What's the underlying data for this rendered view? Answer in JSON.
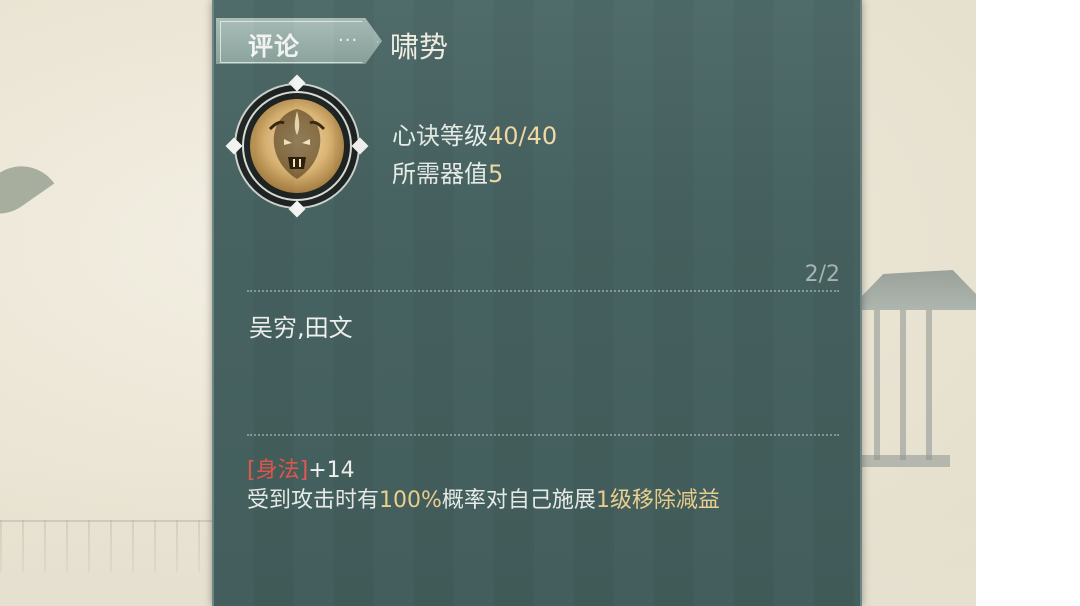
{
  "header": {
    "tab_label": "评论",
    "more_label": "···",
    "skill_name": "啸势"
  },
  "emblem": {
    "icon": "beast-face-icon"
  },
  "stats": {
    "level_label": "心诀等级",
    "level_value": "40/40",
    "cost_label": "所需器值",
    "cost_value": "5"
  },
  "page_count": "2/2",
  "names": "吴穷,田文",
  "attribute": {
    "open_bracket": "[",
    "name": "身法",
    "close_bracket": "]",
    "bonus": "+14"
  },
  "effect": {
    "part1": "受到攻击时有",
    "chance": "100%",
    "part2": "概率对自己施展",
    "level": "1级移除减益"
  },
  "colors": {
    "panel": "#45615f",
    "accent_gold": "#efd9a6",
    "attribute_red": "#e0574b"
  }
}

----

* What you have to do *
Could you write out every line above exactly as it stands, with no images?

* Response to the task *
What's the underlying data for this rendered view? Answer in JSON.
{
  "header": {
    "tab_label": "评论",
    "more_label": "···",
    "skill_name": "啸势"
  },
  "emblem": {
    "icon": "beast-face-icon"
  },
  "stats": {
    "level_label": "心诀等级",
    "level_value": "40/40",
    "cost_label": "所需器值",
    "cost_value": "5"
  },
  "page_count": "2/2",
  "names": "吴穷,田文",
  "attribute": {
    "open_bracket": "[",
    "name": "身法",
    "close_bracket": "]",
    "bonus": "+14"
  },
  "effect": {
    "part1": "受到攻击时有",
    "chance": "100%",
    "part2": "概率对自己施展",
    "level": "1级移除减益"
  },
  "colors": {
    "panel": "#45615f",
    "accent_gold": "#efd9a6",
    "attribute_red": "#e0574b"
  }
}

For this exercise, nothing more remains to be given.